Data excerpts:
+ + + + + + +

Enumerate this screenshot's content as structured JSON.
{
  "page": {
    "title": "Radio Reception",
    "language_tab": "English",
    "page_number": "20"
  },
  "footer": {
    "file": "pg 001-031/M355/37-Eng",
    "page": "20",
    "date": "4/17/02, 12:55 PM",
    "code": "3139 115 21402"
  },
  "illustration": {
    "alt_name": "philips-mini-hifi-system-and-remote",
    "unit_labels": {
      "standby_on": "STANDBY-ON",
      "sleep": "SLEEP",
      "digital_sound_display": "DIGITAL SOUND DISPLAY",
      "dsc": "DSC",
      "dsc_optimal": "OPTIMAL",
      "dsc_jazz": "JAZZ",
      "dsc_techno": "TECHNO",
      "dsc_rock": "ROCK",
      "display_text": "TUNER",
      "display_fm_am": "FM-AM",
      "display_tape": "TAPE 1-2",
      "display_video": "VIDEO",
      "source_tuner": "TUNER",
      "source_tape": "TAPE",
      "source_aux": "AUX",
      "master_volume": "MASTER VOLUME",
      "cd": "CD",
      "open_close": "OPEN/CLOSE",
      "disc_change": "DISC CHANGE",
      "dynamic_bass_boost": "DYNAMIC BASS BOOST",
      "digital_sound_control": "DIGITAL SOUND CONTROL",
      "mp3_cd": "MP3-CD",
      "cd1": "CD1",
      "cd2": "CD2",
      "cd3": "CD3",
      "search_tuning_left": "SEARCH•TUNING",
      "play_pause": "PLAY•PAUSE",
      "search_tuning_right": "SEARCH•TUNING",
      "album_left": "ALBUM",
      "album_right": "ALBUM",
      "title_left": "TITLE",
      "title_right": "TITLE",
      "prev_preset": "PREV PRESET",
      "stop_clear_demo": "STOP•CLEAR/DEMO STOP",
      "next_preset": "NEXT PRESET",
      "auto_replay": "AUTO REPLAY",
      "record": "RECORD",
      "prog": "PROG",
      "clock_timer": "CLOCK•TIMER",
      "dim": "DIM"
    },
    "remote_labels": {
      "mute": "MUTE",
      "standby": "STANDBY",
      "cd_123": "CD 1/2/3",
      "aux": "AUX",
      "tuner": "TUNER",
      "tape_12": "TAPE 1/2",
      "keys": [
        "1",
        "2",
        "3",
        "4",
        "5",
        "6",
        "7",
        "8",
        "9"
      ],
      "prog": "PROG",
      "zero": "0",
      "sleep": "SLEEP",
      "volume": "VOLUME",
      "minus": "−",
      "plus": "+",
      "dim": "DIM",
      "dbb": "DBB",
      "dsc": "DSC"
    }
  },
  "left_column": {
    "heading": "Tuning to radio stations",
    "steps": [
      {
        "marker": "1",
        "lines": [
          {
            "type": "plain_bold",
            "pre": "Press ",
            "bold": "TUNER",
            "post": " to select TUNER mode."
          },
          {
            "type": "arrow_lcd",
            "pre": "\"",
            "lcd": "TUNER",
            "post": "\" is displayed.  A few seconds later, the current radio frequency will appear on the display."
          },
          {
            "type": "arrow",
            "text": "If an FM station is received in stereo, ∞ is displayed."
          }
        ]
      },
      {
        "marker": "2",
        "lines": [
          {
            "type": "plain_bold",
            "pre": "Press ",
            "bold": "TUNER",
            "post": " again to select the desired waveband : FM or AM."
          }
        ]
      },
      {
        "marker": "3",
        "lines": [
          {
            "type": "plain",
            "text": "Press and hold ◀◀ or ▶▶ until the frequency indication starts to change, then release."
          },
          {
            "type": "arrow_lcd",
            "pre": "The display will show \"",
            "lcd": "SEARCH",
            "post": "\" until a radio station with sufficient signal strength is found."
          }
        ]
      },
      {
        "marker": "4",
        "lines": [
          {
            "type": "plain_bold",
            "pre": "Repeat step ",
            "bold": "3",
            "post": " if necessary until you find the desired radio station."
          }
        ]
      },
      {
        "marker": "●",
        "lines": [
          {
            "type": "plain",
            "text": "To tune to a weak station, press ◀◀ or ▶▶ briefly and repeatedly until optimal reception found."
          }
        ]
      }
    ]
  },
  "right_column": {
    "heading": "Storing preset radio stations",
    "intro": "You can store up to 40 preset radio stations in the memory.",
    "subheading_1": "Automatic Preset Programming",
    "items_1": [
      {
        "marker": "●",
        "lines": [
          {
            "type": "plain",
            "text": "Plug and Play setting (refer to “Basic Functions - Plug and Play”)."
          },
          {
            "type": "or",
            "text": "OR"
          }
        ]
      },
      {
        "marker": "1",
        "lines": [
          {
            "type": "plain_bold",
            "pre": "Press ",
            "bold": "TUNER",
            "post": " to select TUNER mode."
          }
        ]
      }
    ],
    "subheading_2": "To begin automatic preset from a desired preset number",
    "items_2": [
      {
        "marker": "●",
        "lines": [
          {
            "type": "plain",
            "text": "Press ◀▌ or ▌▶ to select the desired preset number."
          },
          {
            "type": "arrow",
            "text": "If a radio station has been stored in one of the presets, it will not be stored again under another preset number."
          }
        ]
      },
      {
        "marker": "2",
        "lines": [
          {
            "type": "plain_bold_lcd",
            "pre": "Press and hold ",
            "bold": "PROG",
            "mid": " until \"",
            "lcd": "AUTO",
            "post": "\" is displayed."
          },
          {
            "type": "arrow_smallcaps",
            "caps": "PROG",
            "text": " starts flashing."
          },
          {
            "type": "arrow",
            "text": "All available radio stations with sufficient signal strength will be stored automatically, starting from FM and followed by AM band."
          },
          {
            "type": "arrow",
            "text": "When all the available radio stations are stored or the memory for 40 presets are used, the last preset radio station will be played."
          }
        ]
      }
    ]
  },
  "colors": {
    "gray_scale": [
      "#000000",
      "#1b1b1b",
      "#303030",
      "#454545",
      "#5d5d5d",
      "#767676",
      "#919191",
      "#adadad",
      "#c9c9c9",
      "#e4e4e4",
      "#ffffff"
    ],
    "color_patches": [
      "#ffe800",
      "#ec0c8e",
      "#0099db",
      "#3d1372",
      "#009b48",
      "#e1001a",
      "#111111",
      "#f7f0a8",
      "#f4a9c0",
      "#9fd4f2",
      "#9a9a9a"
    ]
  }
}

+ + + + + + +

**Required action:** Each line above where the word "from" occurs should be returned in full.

**Answer below:**
    "subheading_2": "To begin automatic preset from a desired preset number",
            "text": "All available radio stations with sufficient signal strength will be stored automatically, starting from FM and followed by AM band."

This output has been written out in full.